Pseudoephedrine and ephedrine: managing the risk of misuse – July 2010 update


This public assessment report has been superseded by a more recent report published in 2015.

01 July 2010

Pseudoephedrine (PSE) and ephedrine (EPH) are nasal decongestants (help clear a blocked nose) contained in several over-the-counter cough and cold medicines. 

There is a risk that PSE and EPH can be extracted from these medicines and used in the illegal manufacture of the Class A controlled drug methylamphetamine (commonly known as ‘crystal meth’). 

Controls were therefore introduced in 2008 to minimise the supply and misuse of these medicines. The impact of these controls is reviewed on a yearly basis by the Commission on Human Medicines and the MHRA.

The following report presents the 2010 update on the impact of these tighter controls and reveals there were no new reports of misuse of these drugs from 2009 – 2010, since the controls were introduced.
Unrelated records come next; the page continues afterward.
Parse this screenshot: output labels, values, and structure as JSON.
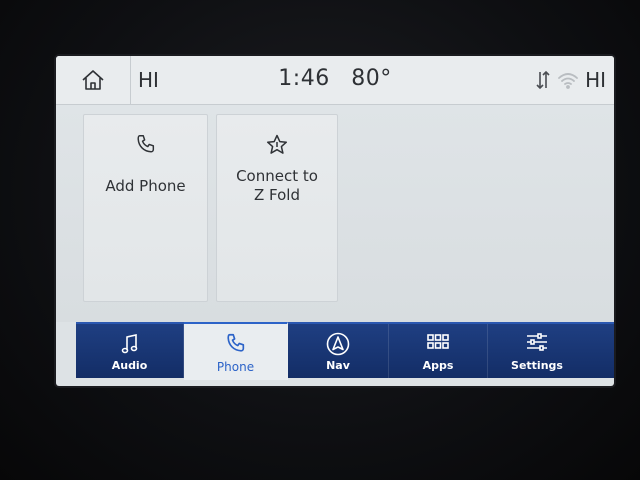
{
  "status_bar": {
    "left_label": "HI",
    "time": "1:46",
    "temperature": "80°",
    "right_label": "HI",
    "icons": [
      "home-icon",
      "data-transfer-icon",
      "wifi-icon"
    ]
  },
  "tiles": [
    {
      "icon": "phone-icon",
      "label": "Add Phone"
    },
    {
      "icon": "star-icon",
      "label_line1": "Connect to",
      "label_line2": "Z Fold"
    }
  ],
  "nav": {
    "active": "Phone",
    "items": [
      {
        "icon": "music-note-icon",
        "label": "Audio"
      },
      {
        "icon": "phone-icon",
        "label": "Phone"
      },
      {
        "icon": "navigation-arrow-icon",
        "label": "Nav"
      },
      {
        "icon": "apps-grid-icon",
        "label": "Apps"
      },
      {
        "icon": "sliders-icon",
        "label": "Settings"
      }
    ]
  },
  "colors": {
    "nav_bg": "#1a3775",
    "nav_active_bg": "#e9edf0",
    "nav_active_text": "#2c63c8",
    "screen_bg": "#dde2e5"
  }
}
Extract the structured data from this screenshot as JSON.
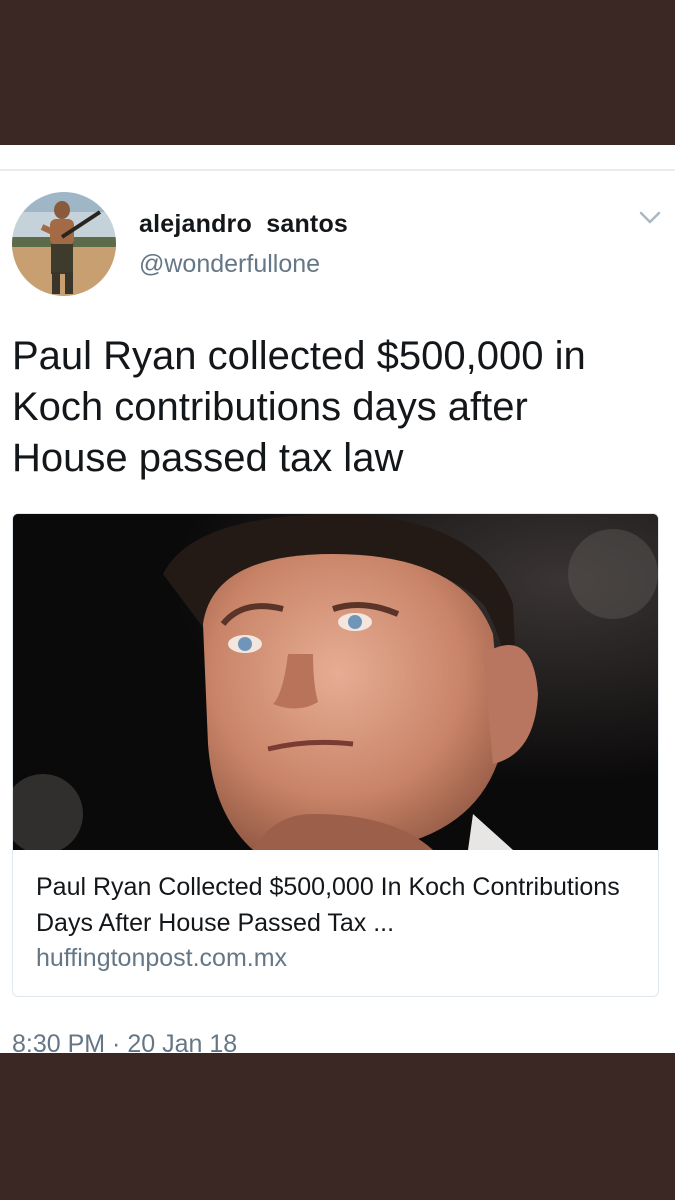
{
  "tweet": {
    "display_name": "alejandro  santos",
    "handle": "@wonderfullone",
    "text": "Paul Ryan collected $500,000 in Koch contributions days after House passed tax law",
    "timestamp": "8:30 PM · 20 Jan 18",
    "avatar_icon": "profile-photo",
    "menu_icon": "chevron-down-icon"
  },
  "card": {
    "title": "Paul Ryan Collected $500,000 In Koch Contributions Days After House Passed Tax ...",
    "domain": "huffingtonpost.com.mx",
    "image_icon": "photo-paul-ryan"
  },
  "colors": {
    "frame": "#3b2723",
    "text_primary": "#14171a",
    "text_secondary": "#657786",
    "border": "#e1e8ed"
  }
}
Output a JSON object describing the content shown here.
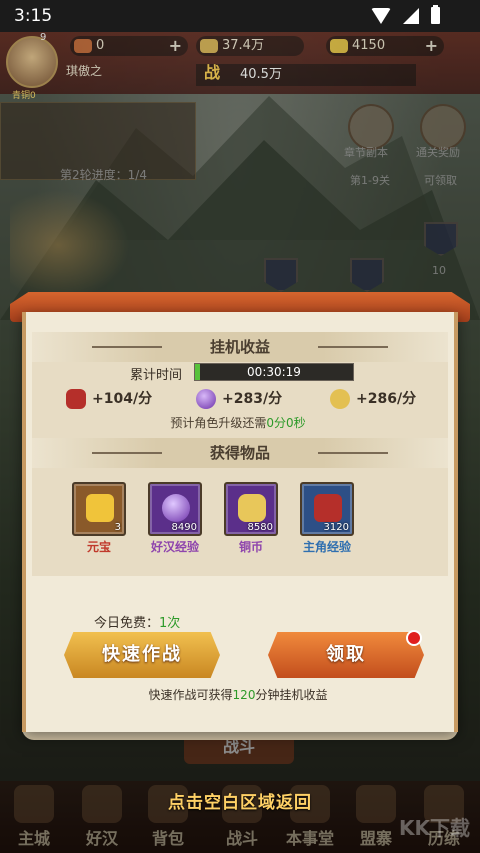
{
  "status_bar": {
    "time": "3:15"
  },
  "top_bar": {
    "level": "9",
    "avatar_sub": "青铜0",
    "player_name": "琪傲之",
    "resources": [
      {
        "icon": "meat-icon",
        "value": "0"
      },
      {
        "icon": "coin-icon",
        "value": "37.4万"
      },
      {
        "icon": "gold-ingot-icon",
        "value": "4150"
      }
    ],
    "power_icon": "战",
    "power_value": "40.5万"
  },
  "background": {
    "progress_text": "第2轮进度：1/4",
    "chapter_label": "章节副本",
    "chapter_sub": "第1-9关",
    "reward_label": "通关奖励",
    "reward_sub": "可领取",
    "banner_count": "10",
    "battle_label": "战斗",
    "return_hint": "点击空白区域返回",
    "watermark": "KK下载"
  },
  "bottom_nav": [
    {
      "label": "主城",
      "icon": "city-icon"
    },
    {
      "label": "好汉",
      "icon": "hero-icon"
    },
    {
      "label": "背包",
      "icon": "bag-icon"
    },
    {
      "label": "战斗",
      "icon": "battle-icon"
    },
    {
      "label": "本事堂",
      "icon": "hall-icon"
    },
    {
      "label": "盟寨",
      "icon": "alliance-icon"
    },
    {
      "label": "历练",
      "icon": "training-icon"
    }
  ],
  "modal": {
    "idle_title": "挂机收益",
    "time_label": "累计时间",
    "time_value": "00:30:19",
    "time_progress": 0.03,
    "rates": [
      {
        "icon": "exp-jar-icon",
        "text": "+104/分"
      },
      {
        "icon": "purple-orb-icon",
        "text": "+283/分"
      },
      {
        "icon": "coin-icon",
        "text": "+286/分"
      }
    ],
    "upgrade_hint_prefix": "预计角色升级还需",
    "upgrade_hint_value": "0分0秒",
    "items_title": "获得物品",
    "items": [
      {
        "name": "元宝",
        "count": "3",
        "color": "#c0392b",
        "bg": "#8a5a2a",
        "icon": "gold-ingot-icon"
      },
      {
        "name": "好汉经验",
        "count": "8490",
        "color": "#8e44ad",
        "bg": "#5b2f8a",
        "icon": "purple-orb-icon"
      },
      {
        "name": "铜币",
        "count": "8580",
        "color": "#8e44ad",
        "bg": "#5b2f8a",
        "icon": "coin-icon"
      },
      {
        "name": "主角经验",
        "count": "3120",
        "color": "#2f6fb0",
        "bg": "#2d4f86",
        "icon": "exp-jar-icon"
      }
    ],
    "free_today_label": "今日免费：",
    "free_today_value": "1次",
    "quick_battle_button": "快速作战",
    "claim_button": "领取",
    "quick_hint_prefix": "快速作战可获得",
    "quick_hint_value": "120",
    "quick_hint_suffix": "分钟挂机收益"
  },
  "colors": {
    "panel": "#f1ead8",
    "header_strip": "#d6652e",
    "accent_green": "#2e9a2a",
    "claim_button": "#d8632a",
    "quick_button": "#e0a53a"
  }
}
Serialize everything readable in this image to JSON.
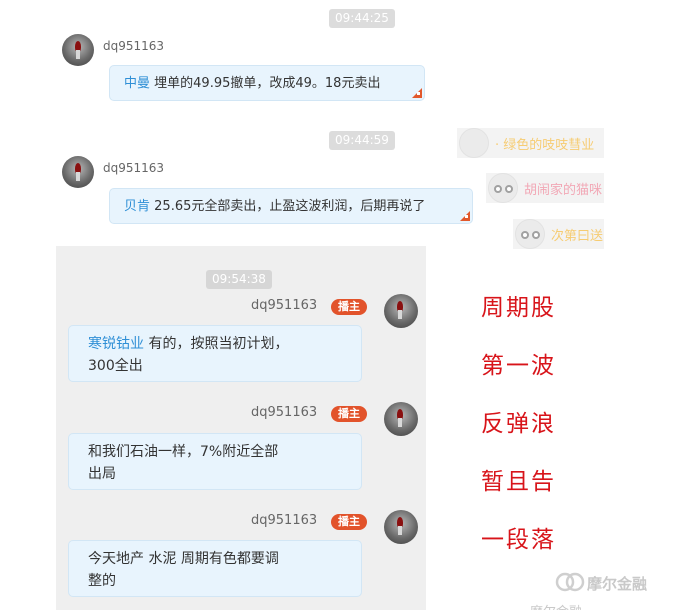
{
  "top_chat": [
    {
      "time": "09:44:25",
      "user": "dq951163",
      "mention": "中曼",
      "text": " 埋单的49.95撤单，改成49。18元卖出"
    },
    {
      "time": "09:44:59",
      "user": "dq951163",
      "mention": "贝肯",
      "text": " 25.65元全部卖出，止盈这波利润，后期再说了"
    }
  ],
  "side_users": [
    {
      "name": "· 绿色的吱吱彗业",
      "icon": "user-avatar-icon"
    },
    {
      "name": "胡闹家的猫咪",
      "icon": "owl-avatar-icon"
    },
    {
      "name": "次第曰送",
      "icon": "owl-avatar-icon"
    }
  ],
  "panel": {
    "time": "09:54:38",
    "badge": "播主",
    "messages": [
      {
        "user": "dq951163",
        "mention": "寒锐钴业",
        "line1_rest": " 有的，按照当初计划，",
        "line2": "300全出"
      },
      {
        "user": "dq951163",
        "mention": "",
        "line1_rest": "和我们石油一样，7%附近全部",
        "line2": "出局"
      },
      {
        "user": "dq951163",
        "mention": "",
        "line1_rest": "今天地产 水泥 周期有色都要调",
        "line2": "整的"
      }
    ]
  },
  "annotation": [
    "周期股",
    "第一波",
    "反弹浪",
    "暂且告",
    "一段落"
  ],
  "watermark": {
    "brand": "摩尔金融",
    "bottom_text": "摩尔金融"
  },
  "colors": {
    "accent": "#2f8fd6",
    "badge": "#e2532b",
    "annotation": "#d8141a"
  }
}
(This report updates an earlier Public Assessment Report on this issue, published in July 2009).

This information has also been highlighted in the September 2010 issue of our publication Drug Safety Update

This report presents the evidence that was available when the regulatory decision was made, showing a ‘snapshot’ of the clinical landscape at the time. However, any advice in this report remains current unless it is superseded by a more recent report (where relevant, this is indicated).

Page last modified: 11 February 2016